TGen's Johnna Distefano

TGen, Arizona State University collaborate to treat fatty liver disease in Latino youth through NIDDK grant

TGen's Johnna Distefano

TGen, Arizona State University collaborate to treat fatty liver disease in Latino youth through NIDDK grant

Arizona State University’s Edson College of Nursing and Health Innovation, Phoenix Children’s Hospital and the Translational Genomics Research Institute (TGen) announced yesterday they will partner on a new study along with Cincinnati Children’s focused on nonalcoholic fatty liver disease, or NAFLD, in Latino youth.

The study was made possible through a five-year, R01 grant of $3.9 million from the National Institute of Diabetes and Digestive and Kidney Diseases, or NIDDK, which is part of the National Institutes of Health, according to a story from ASU News.

ASU’s Edson College of Nursing and Health Innovation, TGen, NIDDK and Phoenix Children’s Hospital all have a presence on the Phoenix Bioscience Core.
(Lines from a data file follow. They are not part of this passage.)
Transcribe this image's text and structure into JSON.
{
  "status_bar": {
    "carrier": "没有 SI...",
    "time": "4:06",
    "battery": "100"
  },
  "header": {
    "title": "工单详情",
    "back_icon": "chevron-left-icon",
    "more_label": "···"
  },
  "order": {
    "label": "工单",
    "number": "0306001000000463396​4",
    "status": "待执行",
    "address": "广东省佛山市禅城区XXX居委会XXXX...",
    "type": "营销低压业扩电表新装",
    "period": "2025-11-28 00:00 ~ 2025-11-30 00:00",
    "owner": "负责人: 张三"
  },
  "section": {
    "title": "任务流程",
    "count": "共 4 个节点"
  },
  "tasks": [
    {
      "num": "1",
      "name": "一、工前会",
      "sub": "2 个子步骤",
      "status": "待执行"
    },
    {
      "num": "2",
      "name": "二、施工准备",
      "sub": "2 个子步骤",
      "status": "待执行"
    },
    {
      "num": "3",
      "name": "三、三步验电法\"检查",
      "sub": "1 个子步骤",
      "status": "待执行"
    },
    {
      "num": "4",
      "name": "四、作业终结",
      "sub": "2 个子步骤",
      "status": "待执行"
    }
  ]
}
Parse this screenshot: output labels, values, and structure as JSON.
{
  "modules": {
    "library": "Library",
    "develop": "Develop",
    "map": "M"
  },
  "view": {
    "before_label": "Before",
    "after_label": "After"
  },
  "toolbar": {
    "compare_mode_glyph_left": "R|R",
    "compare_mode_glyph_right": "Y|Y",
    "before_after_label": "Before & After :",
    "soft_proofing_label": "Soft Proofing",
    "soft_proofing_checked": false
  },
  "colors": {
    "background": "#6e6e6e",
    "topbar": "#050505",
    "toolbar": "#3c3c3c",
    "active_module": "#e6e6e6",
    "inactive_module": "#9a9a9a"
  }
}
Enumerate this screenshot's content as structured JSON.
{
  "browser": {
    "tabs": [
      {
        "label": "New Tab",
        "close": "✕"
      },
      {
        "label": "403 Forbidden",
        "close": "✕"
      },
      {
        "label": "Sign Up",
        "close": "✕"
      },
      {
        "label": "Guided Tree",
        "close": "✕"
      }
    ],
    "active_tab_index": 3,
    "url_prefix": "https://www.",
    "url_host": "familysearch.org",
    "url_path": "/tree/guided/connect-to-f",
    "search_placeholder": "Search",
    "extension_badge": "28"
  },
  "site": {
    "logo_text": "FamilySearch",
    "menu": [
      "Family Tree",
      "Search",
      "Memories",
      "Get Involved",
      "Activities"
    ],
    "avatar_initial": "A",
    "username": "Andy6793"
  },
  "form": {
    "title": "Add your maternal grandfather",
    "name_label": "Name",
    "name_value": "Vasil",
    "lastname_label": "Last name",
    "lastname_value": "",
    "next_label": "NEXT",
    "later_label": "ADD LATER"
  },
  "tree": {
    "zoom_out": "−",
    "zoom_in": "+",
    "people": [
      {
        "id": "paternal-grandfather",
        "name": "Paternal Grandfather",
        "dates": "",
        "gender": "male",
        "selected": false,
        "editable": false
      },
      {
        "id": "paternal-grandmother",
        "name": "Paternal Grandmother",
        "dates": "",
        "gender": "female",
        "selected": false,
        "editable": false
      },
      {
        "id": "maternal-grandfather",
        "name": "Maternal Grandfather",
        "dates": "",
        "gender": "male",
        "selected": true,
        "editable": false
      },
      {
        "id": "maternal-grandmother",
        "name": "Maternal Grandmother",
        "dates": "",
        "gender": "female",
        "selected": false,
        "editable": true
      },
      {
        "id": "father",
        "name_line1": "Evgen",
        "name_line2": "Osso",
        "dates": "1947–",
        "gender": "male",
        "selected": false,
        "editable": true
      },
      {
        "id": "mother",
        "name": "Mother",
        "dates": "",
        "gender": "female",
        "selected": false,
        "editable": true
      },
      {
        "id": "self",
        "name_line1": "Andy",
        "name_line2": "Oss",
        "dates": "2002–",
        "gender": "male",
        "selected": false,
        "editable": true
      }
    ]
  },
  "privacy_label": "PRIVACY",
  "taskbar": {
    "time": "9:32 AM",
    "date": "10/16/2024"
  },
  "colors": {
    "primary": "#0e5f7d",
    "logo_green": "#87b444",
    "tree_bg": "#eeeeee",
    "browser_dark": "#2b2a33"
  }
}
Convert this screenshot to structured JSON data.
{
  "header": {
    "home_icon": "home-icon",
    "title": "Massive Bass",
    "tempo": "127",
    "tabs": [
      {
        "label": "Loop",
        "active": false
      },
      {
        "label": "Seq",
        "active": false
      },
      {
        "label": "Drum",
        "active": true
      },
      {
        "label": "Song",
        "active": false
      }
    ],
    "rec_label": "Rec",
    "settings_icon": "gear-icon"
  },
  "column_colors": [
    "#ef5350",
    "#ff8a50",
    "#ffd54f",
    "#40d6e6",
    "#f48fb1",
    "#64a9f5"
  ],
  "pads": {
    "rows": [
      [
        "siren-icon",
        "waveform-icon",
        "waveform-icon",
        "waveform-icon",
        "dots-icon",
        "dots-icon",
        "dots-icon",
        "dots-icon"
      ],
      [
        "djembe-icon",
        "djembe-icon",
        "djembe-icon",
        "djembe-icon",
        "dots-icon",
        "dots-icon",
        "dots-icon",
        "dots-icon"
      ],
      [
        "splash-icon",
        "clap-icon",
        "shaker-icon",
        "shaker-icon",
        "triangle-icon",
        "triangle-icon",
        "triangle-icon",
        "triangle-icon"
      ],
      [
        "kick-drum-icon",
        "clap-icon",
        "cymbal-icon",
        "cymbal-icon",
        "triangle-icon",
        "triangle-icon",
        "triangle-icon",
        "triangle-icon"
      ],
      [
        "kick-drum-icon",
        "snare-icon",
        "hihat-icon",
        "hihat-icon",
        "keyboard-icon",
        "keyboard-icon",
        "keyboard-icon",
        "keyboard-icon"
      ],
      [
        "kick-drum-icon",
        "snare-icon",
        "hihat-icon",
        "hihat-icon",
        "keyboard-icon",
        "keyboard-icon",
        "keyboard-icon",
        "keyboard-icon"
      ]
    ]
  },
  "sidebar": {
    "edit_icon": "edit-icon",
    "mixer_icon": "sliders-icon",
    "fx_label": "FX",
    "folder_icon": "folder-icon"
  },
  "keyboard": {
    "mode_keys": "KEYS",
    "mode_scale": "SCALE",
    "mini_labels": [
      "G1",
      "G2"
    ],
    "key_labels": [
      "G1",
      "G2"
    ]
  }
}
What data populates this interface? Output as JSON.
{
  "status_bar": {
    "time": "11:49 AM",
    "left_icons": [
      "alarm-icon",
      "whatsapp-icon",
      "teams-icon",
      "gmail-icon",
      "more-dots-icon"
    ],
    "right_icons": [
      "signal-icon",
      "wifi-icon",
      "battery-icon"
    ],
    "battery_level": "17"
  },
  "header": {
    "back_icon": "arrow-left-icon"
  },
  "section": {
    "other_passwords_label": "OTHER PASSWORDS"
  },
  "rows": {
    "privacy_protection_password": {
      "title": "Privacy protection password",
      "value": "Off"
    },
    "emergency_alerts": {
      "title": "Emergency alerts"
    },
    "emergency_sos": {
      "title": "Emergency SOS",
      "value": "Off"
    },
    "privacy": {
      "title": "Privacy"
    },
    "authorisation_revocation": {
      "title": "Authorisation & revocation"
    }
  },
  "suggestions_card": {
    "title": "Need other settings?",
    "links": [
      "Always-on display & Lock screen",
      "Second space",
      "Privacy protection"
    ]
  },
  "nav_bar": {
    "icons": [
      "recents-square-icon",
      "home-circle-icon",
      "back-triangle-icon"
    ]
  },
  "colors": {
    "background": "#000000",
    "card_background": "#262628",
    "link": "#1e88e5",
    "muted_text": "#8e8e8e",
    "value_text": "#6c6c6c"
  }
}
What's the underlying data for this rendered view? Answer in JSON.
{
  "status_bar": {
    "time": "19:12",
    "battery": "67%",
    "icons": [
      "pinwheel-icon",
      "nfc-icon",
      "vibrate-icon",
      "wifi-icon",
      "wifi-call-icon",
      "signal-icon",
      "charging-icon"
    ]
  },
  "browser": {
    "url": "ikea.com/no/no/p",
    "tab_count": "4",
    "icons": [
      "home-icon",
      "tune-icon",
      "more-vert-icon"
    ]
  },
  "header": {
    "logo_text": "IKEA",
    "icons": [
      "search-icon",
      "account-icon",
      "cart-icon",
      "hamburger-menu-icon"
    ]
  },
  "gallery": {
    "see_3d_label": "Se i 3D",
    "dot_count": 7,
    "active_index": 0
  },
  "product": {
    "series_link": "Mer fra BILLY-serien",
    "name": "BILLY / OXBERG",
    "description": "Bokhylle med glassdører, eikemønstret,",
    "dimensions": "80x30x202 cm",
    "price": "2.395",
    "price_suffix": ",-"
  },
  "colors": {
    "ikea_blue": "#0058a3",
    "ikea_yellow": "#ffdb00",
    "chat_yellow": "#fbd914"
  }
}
“This study will give us a better idea why some kids get liver disease and others don’t,” said Professor Gabriel Shaibi, director of ASU’s Center for Health Promotion and Disease Prevention and co-principal investigator for the study. “We will also explore how changes in liver fat storage after clinical intervention may alter molecular markers of the disease. In the future, these findings could help doctors to develop better methods to diagnose and treat fatty liver disease in kids.” 

Preliminary data forming the foundation for this study revealed protein signatures in extracellular vesicles that appeared specific to fatty liver; and following a lifestyle intervention, these signatures began to resemble those observed in children without fatty liver disease.

Each member of the multidisciplinary team will have a distinct role in the study.

ASU will provide samples and data from Latino youth with obesity and mild liver disease before and after intervention. Phoenix Children’s will provide samples and data from Latino youth with advanced liver disease, while Cincinnati Children’s will provide samples and data from Caucasian and African American youth with advanced liver disease who underwent bariatric surgery and whose liver disease was subsequently resolved. TGen will perform all of the molecular, proteomic and statistical analyses on those samples, converting them from raw data to actionable information and investigating the mechanisms by which these NAFLD-associated factors contribute to the development and progression of disease.